TO DO:
Search the entries for lines that contain the word "zoom", and report each one found.

GIVEN RECORDS:
··········

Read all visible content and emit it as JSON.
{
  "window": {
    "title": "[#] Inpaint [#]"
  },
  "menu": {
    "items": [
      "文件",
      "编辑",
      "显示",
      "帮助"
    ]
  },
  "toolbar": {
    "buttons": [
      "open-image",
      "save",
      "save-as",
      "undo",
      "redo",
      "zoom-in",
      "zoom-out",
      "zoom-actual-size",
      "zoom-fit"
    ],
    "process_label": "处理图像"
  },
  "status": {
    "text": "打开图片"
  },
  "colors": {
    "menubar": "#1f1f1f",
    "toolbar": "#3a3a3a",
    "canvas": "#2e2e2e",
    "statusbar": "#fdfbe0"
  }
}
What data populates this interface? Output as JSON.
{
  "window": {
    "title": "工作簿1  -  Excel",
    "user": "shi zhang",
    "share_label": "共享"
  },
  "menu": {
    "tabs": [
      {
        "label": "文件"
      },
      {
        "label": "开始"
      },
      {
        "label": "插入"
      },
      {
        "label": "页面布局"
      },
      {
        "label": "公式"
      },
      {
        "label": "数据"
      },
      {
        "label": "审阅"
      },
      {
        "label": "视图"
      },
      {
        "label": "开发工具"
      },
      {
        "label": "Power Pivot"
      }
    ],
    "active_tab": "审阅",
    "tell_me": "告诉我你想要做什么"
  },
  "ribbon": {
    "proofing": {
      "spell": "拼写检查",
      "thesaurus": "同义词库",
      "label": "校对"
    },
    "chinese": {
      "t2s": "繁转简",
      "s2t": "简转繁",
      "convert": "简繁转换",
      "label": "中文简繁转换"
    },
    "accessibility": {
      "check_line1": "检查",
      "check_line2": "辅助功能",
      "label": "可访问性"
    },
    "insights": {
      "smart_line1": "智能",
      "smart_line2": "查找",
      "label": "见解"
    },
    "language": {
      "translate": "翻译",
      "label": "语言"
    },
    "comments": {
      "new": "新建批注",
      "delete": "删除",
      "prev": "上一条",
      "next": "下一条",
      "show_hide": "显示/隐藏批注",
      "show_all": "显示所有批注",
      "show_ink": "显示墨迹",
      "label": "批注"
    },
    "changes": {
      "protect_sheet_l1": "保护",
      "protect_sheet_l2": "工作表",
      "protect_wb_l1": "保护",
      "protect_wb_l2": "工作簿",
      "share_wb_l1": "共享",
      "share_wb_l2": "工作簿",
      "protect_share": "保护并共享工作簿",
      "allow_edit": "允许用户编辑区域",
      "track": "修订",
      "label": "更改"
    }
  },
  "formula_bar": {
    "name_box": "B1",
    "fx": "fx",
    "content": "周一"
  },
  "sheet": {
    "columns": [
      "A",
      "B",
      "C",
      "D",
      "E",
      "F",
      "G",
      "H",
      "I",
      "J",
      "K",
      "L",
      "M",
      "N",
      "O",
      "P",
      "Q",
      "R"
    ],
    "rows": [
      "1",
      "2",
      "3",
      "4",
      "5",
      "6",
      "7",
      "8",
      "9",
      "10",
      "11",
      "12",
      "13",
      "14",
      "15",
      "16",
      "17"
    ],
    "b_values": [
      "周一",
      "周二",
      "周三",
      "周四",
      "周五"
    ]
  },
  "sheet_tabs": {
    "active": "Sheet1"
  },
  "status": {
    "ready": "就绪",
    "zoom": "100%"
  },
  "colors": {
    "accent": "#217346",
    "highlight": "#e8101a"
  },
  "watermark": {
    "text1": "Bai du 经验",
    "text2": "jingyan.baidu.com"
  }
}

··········

TASK ANSWER:
      "zoom-in",
      "zoom-out",
      "zoom-actual-size",
      "zoom-fit"
    "zoom": "100%"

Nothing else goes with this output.